There are no computers, faxes, or photocopiers. Actually some modern machinery does make an appearance in strips in the 1990s but it has no impact on Bristow -his desk remains untarnished by anything electrical. Bristow sometimes types his work himself, or he dictates it to be transcribed later by someone in the typing pool. If anything is hand-written it is probably a draft of a dramatic expose of office life entitled "Living Death in Goods Handling" or some-such. On a strip on Frank Dickens' website in 2009 we see Miss Sunman working at a computer screen, rather than a typewriter (though it looks like a 1980s style VDU rather than a modern flat screen) - but then there is a discussion about the quality of her typing.

A house journal is circulated quarterly - this seems to be professionally printed. Everything else is typed and copied using carbon paper - possibly duplicators using wax stencils are used for mass production of memos.
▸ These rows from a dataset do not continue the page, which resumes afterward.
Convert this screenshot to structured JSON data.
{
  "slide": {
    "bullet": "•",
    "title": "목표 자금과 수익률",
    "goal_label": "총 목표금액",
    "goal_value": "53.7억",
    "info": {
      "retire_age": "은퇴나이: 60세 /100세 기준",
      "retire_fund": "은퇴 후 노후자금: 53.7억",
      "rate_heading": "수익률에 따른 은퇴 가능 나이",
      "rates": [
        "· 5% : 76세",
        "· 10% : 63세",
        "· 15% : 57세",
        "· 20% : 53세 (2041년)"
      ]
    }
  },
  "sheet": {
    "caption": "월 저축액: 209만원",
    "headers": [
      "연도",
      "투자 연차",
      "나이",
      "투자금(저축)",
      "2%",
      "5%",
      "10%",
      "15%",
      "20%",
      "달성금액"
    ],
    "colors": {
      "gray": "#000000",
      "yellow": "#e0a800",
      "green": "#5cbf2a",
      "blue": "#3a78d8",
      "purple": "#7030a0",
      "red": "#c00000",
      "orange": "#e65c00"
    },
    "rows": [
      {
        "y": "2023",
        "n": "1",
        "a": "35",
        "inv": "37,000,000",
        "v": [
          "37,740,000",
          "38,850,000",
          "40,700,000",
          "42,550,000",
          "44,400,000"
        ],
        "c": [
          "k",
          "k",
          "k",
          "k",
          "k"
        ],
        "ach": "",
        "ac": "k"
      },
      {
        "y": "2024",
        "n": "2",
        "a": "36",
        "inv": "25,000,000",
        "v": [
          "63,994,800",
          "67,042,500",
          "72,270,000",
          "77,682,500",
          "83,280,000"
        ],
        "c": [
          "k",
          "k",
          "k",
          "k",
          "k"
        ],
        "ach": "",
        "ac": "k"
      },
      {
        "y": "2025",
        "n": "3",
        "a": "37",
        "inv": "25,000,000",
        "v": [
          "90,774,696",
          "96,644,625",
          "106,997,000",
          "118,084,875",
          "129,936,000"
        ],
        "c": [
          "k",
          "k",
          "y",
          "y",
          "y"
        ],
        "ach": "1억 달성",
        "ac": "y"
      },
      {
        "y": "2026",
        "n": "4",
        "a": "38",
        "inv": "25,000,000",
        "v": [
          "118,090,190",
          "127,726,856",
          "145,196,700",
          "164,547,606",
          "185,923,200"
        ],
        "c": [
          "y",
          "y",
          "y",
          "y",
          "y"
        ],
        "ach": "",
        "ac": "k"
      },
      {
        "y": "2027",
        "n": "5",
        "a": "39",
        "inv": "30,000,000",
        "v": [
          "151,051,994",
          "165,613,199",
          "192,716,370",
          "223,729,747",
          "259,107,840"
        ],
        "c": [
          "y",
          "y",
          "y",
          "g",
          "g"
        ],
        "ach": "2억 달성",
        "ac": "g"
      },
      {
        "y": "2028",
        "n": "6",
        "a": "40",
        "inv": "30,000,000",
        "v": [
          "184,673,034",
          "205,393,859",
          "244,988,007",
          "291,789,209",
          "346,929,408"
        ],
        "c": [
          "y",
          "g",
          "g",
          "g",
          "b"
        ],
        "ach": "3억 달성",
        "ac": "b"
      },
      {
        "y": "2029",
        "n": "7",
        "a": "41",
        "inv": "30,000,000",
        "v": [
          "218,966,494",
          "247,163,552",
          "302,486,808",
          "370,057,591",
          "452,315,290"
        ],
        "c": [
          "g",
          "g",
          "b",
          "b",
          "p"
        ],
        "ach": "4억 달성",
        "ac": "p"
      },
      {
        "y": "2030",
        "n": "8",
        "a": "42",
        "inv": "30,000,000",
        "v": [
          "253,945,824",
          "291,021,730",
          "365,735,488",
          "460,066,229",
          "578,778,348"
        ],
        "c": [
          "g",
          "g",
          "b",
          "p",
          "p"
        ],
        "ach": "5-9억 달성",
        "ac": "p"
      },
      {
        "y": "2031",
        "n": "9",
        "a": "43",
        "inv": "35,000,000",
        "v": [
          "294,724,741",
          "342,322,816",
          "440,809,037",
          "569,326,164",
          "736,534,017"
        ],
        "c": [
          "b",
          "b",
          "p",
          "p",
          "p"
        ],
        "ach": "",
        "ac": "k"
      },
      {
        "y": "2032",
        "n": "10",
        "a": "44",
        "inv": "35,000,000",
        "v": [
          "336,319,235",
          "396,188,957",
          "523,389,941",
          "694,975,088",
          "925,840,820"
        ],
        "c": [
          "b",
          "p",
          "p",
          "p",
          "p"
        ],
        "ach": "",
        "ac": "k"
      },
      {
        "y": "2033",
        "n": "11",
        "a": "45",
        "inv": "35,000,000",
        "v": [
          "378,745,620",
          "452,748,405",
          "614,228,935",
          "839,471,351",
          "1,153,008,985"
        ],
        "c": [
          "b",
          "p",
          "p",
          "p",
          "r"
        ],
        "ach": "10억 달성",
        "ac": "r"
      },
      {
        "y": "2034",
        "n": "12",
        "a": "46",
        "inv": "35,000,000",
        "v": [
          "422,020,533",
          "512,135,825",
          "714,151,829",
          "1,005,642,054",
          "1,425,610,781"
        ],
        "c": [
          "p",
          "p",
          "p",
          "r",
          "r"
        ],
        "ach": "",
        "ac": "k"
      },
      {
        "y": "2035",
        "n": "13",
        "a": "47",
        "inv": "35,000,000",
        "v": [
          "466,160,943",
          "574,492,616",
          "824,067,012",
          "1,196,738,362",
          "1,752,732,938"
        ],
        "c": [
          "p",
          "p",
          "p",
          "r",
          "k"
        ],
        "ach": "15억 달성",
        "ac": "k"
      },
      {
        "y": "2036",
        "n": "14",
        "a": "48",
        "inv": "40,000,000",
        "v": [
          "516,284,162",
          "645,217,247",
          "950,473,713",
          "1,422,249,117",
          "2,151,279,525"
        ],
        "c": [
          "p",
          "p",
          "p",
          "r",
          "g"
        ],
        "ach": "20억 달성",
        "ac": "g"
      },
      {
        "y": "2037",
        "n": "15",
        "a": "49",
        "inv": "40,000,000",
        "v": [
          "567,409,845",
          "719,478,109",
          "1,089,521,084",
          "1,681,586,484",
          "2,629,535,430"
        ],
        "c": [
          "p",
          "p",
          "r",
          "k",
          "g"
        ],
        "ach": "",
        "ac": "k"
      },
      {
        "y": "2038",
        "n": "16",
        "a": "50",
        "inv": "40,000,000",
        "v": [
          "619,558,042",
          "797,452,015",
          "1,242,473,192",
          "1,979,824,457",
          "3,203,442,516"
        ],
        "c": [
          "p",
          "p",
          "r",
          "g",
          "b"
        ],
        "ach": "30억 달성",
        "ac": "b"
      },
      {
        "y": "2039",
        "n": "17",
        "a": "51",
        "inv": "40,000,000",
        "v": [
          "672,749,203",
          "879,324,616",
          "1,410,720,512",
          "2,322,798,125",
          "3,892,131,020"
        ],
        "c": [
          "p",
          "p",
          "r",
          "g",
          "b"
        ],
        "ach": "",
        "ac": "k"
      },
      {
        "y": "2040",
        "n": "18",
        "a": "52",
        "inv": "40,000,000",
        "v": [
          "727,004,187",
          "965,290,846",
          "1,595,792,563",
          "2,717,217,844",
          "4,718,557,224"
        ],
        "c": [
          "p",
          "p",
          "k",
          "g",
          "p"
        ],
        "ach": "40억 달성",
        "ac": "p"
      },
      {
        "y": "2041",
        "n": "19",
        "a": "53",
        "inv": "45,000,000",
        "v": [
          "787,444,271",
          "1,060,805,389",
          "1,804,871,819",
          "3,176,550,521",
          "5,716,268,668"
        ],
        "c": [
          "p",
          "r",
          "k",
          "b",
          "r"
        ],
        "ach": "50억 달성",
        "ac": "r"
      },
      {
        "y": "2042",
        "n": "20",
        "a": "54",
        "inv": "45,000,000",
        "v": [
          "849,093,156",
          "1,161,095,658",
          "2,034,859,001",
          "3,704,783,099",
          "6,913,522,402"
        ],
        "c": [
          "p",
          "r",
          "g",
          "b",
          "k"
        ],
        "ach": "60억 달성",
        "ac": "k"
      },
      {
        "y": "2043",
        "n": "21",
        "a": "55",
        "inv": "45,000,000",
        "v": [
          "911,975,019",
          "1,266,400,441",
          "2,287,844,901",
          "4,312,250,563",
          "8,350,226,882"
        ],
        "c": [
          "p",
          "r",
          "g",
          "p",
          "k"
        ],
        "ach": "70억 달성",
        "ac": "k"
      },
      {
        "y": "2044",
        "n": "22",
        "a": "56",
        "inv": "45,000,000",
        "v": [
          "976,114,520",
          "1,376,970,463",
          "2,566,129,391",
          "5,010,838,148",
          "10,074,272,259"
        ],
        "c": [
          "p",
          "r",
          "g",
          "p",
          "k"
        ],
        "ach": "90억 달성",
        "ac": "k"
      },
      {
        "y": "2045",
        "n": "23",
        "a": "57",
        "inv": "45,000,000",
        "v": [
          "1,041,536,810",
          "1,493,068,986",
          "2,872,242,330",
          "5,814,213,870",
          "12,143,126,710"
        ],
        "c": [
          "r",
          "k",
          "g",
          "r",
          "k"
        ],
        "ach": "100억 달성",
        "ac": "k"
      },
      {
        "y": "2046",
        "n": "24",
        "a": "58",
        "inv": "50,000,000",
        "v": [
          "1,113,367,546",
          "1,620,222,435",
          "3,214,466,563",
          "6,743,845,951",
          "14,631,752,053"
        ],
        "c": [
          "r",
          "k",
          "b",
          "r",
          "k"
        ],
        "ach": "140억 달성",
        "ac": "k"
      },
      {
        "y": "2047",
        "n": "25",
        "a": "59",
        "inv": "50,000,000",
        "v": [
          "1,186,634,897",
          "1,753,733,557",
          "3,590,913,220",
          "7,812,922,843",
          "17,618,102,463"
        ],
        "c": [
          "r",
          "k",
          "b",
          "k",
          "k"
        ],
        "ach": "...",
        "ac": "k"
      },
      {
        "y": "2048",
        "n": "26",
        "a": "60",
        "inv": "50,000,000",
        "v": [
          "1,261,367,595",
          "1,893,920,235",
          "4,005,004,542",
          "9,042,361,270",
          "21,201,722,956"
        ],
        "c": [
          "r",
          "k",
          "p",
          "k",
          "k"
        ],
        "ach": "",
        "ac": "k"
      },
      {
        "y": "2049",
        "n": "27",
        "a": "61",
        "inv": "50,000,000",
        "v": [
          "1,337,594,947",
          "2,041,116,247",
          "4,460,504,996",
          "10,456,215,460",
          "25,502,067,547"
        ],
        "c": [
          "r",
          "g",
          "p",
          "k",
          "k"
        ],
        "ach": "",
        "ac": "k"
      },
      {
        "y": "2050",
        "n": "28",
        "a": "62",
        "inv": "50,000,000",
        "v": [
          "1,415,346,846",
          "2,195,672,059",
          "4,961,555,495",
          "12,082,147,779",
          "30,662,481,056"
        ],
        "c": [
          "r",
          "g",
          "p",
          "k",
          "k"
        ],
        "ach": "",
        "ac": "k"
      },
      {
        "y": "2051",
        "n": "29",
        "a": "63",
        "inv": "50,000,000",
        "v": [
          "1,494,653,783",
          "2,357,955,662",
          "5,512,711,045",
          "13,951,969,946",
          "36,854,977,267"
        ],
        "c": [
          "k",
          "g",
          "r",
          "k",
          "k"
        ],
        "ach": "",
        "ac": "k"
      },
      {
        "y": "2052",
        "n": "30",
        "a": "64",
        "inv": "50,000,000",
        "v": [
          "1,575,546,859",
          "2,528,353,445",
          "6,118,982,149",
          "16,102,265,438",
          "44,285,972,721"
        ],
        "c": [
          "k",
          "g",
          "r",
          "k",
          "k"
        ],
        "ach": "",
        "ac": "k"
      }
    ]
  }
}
Bristow is forever rejecting typing that is covered with carbon smudges, and typists weep over pages typed with carbon back to front.

C-Ps may have computers these days but the clerks seem to ignore them.. There is a computer room but when Bristow visits and logs in with his name, naturally every computer crashes. Printouts are never circulated.Bristow continues to place and urge purchase orders on the phone, never by email or online. If calculating machines are not to hand, then arithmetic is done using fingers and thumbs (as learned at St. Mary’s Mixed Infants).

There are no direct telephone lines. Switchboard operators process all calls. From time to time management tries to clamp down on unofficial calls and Bristow must prove his bona fides to the suspicious operators. If Bristow has a mobile phone then he keeps it very well hidden.

The offices themselves are remorselessly dull. There are no common rooms, no water cooler areas, no rooms for presentations or product display; one either works in a standard large room or is a manager with a panelled wall.

This is office life as it was during the fifties and early sixties when the strip was born. Towards the end of the sixties large companies were installing mainframes and terminals became common where mass data processing was required. By the end of the seventies no company the size of C-P would be without a computer system. Many smaller ones still used traditional methods and indeed as the strip has gone on, it has become stuck in a time warp. Today no business that needed to employ buying clerks would be without the modern devices so conspicuously absent from the Chester-Perry Building. The world that Bristow inhabits is one of the past, growing less familiar year by year.